▼

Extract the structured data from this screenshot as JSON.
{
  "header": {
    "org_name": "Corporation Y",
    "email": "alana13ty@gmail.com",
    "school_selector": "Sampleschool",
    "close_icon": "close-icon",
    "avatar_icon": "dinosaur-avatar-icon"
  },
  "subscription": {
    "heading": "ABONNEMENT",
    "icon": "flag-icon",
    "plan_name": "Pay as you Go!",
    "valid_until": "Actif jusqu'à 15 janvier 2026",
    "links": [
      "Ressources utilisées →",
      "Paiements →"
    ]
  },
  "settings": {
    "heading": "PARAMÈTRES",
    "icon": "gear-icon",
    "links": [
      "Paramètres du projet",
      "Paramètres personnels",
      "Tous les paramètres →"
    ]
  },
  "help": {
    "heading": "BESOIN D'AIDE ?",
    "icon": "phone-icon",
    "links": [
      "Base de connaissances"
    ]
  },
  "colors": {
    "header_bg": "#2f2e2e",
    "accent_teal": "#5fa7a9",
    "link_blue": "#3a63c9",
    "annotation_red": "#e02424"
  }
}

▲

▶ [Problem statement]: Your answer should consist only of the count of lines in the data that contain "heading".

▶ [Output for this task]: 3